(Data entries)

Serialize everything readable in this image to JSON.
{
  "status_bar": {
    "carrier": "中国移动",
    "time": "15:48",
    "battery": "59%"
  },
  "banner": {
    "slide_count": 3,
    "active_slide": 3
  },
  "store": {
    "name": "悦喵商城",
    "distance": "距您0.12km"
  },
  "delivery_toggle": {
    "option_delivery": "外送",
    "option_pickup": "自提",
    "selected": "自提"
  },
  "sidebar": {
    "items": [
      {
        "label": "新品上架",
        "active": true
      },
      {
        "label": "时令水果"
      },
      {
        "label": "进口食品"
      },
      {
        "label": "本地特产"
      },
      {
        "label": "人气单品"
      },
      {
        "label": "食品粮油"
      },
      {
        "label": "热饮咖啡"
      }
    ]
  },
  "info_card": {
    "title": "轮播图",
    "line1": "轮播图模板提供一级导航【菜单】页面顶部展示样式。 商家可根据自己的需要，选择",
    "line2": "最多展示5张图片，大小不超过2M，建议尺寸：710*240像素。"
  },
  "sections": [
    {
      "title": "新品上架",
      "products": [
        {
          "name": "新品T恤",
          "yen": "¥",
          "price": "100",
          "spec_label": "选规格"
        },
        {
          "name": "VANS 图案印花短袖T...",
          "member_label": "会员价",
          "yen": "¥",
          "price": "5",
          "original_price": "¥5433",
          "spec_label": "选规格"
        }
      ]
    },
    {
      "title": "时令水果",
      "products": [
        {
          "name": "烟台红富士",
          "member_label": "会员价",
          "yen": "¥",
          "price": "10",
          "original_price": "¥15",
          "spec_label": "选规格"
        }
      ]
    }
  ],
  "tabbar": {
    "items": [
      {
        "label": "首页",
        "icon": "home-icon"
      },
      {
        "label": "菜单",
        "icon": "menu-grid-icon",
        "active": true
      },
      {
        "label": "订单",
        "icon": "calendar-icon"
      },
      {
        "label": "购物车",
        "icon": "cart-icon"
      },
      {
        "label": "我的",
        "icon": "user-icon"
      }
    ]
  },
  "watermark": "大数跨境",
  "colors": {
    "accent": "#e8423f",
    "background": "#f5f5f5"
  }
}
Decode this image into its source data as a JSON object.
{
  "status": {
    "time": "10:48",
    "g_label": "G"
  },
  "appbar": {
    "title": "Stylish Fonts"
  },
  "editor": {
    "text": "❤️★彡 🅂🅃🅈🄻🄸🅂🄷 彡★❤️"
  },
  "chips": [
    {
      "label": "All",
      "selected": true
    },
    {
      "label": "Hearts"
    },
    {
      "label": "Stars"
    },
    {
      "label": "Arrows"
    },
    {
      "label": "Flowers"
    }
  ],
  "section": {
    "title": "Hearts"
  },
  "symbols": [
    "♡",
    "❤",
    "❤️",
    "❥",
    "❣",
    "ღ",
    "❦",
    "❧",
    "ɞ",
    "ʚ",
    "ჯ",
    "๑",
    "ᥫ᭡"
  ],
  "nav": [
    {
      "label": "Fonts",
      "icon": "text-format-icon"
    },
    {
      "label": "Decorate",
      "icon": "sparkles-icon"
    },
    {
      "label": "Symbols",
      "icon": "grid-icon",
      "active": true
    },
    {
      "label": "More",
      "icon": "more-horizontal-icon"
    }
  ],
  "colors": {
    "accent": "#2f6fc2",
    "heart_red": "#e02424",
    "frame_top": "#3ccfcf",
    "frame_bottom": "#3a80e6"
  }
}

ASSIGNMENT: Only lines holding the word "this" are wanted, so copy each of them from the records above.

REPLY TO THE EXERCISE:
Serialize everything readable in this image to JSON.
Decode this image into its source data as a JSON object.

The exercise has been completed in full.